## Task details
Using the listing below, determine the count of lines with the word "Victim" and reply only with it.

= = = =

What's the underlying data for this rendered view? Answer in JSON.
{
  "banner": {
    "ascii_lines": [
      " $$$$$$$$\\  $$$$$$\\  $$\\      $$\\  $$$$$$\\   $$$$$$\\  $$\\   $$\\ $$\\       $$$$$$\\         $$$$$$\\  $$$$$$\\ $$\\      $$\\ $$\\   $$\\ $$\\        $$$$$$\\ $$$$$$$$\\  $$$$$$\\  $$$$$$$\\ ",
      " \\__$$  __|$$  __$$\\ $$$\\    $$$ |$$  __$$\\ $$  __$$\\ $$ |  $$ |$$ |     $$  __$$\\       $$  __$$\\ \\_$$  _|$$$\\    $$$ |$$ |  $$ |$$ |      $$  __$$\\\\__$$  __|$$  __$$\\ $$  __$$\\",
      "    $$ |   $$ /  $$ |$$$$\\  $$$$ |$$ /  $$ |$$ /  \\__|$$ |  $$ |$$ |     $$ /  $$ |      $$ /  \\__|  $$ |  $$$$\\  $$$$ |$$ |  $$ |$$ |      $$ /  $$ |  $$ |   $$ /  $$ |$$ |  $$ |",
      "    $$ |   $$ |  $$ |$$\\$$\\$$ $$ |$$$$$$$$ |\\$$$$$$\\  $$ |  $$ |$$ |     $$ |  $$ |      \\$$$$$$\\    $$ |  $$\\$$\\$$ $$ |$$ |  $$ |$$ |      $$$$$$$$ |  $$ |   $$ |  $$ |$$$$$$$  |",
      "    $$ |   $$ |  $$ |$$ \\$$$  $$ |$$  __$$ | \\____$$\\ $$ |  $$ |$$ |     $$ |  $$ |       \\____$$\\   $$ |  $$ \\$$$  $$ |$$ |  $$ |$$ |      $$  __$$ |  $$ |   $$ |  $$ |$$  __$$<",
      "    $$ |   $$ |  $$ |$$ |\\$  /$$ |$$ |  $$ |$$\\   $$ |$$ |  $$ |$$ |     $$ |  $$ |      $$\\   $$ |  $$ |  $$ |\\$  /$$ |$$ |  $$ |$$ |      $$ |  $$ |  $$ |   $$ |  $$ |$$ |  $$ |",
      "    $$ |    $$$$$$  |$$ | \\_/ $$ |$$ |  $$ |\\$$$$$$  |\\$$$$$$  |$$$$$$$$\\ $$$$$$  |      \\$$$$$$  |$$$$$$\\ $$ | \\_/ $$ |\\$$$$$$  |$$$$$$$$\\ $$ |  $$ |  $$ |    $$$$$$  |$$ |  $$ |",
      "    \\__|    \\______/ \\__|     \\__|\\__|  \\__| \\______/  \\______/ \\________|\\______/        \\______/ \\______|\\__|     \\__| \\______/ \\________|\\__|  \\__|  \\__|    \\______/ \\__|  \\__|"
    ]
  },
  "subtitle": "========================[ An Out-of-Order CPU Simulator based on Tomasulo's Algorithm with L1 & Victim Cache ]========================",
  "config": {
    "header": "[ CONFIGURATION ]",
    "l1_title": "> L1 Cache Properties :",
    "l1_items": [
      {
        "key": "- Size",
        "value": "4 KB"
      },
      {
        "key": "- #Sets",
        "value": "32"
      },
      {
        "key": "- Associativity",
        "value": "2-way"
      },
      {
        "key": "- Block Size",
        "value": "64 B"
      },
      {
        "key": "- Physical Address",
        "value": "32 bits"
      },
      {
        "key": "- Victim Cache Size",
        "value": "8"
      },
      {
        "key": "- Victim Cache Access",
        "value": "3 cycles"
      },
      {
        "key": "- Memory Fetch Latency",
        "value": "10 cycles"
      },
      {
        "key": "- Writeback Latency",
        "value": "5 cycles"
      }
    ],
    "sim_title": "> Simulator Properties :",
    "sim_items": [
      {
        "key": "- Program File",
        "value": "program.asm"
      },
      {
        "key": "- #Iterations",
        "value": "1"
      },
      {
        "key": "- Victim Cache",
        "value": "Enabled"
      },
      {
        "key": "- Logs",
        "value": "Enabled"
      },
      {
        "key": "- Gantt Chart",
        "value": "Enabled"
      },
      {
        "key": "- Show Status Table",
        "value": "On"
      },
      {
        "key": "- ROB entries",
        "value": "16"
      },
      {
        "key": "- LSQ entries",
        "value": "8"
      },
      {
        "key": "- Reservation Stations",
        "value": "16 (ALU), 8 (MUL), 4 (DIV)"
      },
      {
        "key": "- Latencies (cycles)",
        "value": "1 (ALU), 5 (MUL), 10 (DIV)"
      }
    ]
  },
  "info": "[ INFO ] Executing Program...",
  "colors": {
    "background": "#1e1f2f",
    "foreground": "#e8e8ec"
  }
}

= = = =

## The completed task
4